Hosokawa Katsuyuki

細川勝之

Hosokawa Clan

Bushi

Yamashiro Province

Lifespan:  14xx to Unknown

Rank:  bushi

Clan:  Hosokawa-Yashū → Hosokawa-Keichō

Father:  Hosokawa Noriharu

Adoptive Father:  Hosokawa Katsumoto

Siblings:  Katsuyuki, Masaharu

Wife:  Younger sister of Yuasa Munetake

Children:  Yuasa Munemasa (adopted by the Yuasa clan)

Hosokawa Katsuyuki served as a bushi during the late Muromachi period.

Katsuyuki was a yūshi, or a child raised by a family as one’s own.  Originating from the Hosokawa-Yashū family, Katsuyuki was raised by Hosokawa Katsumoto, the supreme commander of the Eastern Army for the Ōnin-Bunmei War and eleventh head of the Hosokawa-Keichō family – the main branch of the Hosokawa clan.  Katsuyuki’s natural father was Hosokawa Noriharu, a second cousin of Katsumoto.  Similar to his adoptive father, Katsuyuki is surmised to have received one of the characters in his name from Ashikaga Yoshikatsu, the seventh shōgun of the Muromachi bakufu.

During the Ōnin-Bunmei War, Katsuyuki fought valiantly as a bushō in the Eastern Army under the command of Katsumoto.  At the Battle of Shōkoku Temple, Katsuyuki, together with Yasutomi Mototsuna, led 3,000 soldiers to defend against an advance by the Western Army.  This resulted in a bitter defeat to the opposition forces comprised of members of the Ōuchi, the Toki, the Hatakeyama, and the Isshiki clans.  In the end, Katsuyuki and his troops withdrew.  After incurring serious injuries, Katsuyuki was rescued by a retainer named Yuasa Munetake who sacrificed himself to enable Katsuyuki to flee to safety.  Katsuyuki was moved by the loyalty displayed by Munetake.  Later, he wed the younger sister of Munetake.  The son born between them, Munemasa, was adopted by the Yuasa clan.

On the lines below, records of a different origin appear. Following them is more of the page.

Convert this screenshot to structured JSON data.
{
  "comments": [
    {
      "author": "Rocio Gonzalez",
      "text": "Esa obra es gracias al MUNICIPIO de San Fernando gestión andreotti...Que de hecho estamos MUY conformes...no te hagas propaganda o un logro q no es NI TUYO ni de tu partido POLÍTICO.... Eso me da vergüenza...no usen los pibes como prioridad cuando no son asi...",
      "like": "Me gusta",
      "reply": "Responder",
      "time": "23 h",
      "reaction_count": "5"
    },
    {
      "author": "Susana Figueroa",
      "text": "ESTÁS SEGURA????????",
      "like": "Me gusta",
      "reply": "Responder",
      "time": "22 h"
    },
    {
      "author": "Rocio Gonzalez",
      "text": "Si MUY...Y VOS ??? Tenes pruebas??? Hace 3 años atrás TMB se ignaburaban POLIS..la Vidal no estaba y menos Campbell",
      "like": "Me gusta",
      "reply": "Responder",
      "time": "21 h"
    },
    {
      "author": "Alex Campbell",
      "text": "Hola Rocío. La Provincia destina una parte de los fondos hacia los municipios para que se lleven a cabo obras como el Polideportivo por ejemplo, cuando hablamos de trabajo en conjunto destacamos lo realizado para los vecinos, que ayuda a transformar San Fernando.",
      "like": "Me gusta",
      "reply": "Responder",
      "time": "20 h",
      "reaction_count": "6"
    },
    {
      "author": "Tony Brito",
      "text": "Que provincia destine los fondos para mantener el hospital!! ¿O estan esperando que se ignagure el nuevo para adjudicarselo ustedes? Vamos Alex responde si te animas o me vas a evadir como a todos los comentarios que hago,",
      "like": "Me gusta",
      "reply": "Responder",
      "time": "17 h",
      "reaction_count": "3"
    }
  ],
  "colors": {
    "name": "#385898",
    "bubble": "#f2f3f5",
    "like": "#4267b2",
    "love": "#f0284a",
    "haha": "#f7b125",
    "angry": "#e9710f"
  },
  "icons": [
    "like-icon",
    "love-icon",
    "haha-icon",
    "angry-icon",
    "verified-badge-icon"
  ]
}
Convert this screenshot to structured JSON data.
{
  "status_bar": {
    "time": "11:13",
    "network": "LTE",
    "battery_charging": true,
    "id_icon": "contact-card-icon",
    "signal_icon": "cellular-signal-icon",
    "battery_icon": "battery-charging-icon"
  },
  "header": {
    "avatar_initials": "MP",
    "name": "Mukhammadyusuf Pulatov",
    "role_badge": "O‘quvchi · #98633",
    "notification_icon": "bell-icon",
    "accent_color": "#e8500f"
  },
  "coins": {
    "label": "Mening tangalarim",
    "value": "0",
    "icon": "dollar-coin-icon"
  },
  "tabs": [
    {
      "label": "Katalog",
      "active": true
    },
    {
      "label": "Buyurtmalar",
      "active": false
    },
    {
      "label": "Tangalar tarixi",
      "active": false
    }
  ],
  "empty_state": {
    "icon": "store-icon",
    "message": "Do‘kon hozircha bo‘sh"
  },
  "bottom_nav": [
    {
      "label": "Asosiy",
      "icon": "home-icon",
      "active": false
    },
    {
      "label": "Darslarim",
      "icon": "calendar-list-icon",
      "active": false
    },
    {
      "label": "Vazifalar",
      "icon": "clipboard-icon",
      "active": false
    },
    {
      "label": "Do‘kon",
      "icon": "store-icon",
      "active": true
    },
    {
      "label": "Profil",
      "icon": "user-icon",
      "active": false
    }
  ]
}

For a period of time, Katsuyuki was in a position to inherit the headship of the Hosokawa-Keichō family from Katsumoto but was opposed by retainers who emphasized his blood ties to the Yamana clan.  In the first month of 1472, during an attempt to settle the war, Katsuyuki clashed with members of the faction within the Eastern Army who promoted peace with the Yamana clan.  In 1473, after the death of Katsumoto, the headship of the Hosokawa-Keichō was inherited by Hosokawa Masamoto instead of Katsuyuki.  Masamoto’s successor, Hosokawa Takakuni, was a nephew of Katsuyuki.